    12. Dianne Rocheleau, 1994. "Participatory research and the race to save the planet: Questions, critique, and lessons from the field," Agriculture and Human Values, Springer;The Agriculture, Food, & Human Values Society (AFHVS), vol. 11(2), pages 4-25, March.
    13. Pretty, Jules N., 1995. "Participatory learning for sustainable agriculture," World Development, Elsevier, vol. 23(8), pages 1247-1263, August.
    14. Kaufman, Sanda & Ozawa, Connie P. & Shmueli, Deborah F., 2014. "Evaluating participatory decision processes: Which methods inform reflective practice?," Evaluation and Program Planning, Elsevier, vol. 42(C), pages 11-20.
    15. Bebbington, Anthony, 1999. "Capitals and Capabilities: A Framework for Analyzing Peasant Viability, Rural Livelihoods and Poverty," World Development, Elsevier, vol. 27(12), pages 2021-2044, December.
    16. Sumberg, James & Okali, Christine & Reece, David, 2003. "Agricultural research in the face of diversity, local knowledge and the participation imperative: theoretical considerations," Agricultural Systems, Elsevier, vol. 76(2), pages 739-753, May.
    17. van Rijn, Fédes & Bulte, Erwin & Adekunle, Adewale, 2012. "Social capital and agricultural innovation in Sub-Saharan Africa," Agricultural Systems, Elsevier, vol. 108(C), pages 112-122.
    Full references (including those not matched with items on IDEAS)


    Citations are extracted by the CitEc Project, subscribe to its RSS feed for this item.

    Cited by:

    1. repec:eee:agisys:v:164:y:2018:i:c:p:122-132 is not listed on IDEAS


    All material on this site has been provided by the respective publishers and authors. You can help correct errors and omissions. When requesting a correction, please mention this item's handle: RePEc:eee:agisys:v:147:y:2016:i:c:p:38-50. See general information about how to correct material in RePEc.

    For technical questions regarding this item, or to correct its authors, title, abstract, bibliographic or download information, contact: (Dana Niculescu). General contact details of provider: .

    If you have authored this item and are not yet registered with RePEc, we encourage you to do it here. This allows to link your profile to this item. It also allows you to accept potential citations to this item that we are uncertain about.

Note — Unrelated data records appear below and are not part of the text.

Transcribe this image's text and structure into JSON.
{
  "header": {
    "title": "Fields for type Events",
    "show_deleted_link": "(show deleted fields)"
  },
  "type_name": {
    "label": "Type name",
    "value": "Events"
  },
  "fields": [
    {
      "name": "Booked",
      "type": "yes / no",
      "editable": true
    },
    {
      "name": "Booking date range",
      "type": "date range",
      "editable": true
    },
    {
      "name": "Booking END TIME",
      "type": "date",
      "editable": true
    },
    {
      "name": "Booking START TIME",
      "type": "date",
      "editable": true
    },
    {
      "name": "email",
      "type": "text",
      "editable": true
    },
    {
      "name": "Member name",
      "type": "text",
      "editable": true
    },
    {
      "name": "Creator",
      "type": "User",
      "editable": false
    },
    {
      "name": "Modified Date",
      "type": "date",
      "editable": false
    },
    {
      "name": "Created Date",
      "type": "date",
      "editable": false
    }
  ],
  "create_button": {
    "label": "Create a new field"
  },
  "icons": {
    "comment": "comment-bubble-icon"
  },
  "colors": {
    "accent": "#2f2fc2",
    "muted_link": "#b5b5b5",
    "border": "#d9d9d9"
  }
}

    If CitEc recognized a reference but did not link an item in RePEc to it, you can help with this form .

    If you know of missing items citing this one, you can help us creating those links by adding the relevant references in the same way as above, for each refering item. If you are a registered author of this item, you may also want to check the "citations" tab in your RePEc Author Service profile, as there may be some citations waiting for confirmation.

    Please note that corrections may take a couple of weeks to filter through the various RePEc services.

    IDEAS is a RePEc service hosted by the Research Division of the Federal Reserve Bank of St. Louis . RePEc uses bibliographic data supplied by the respective publishers.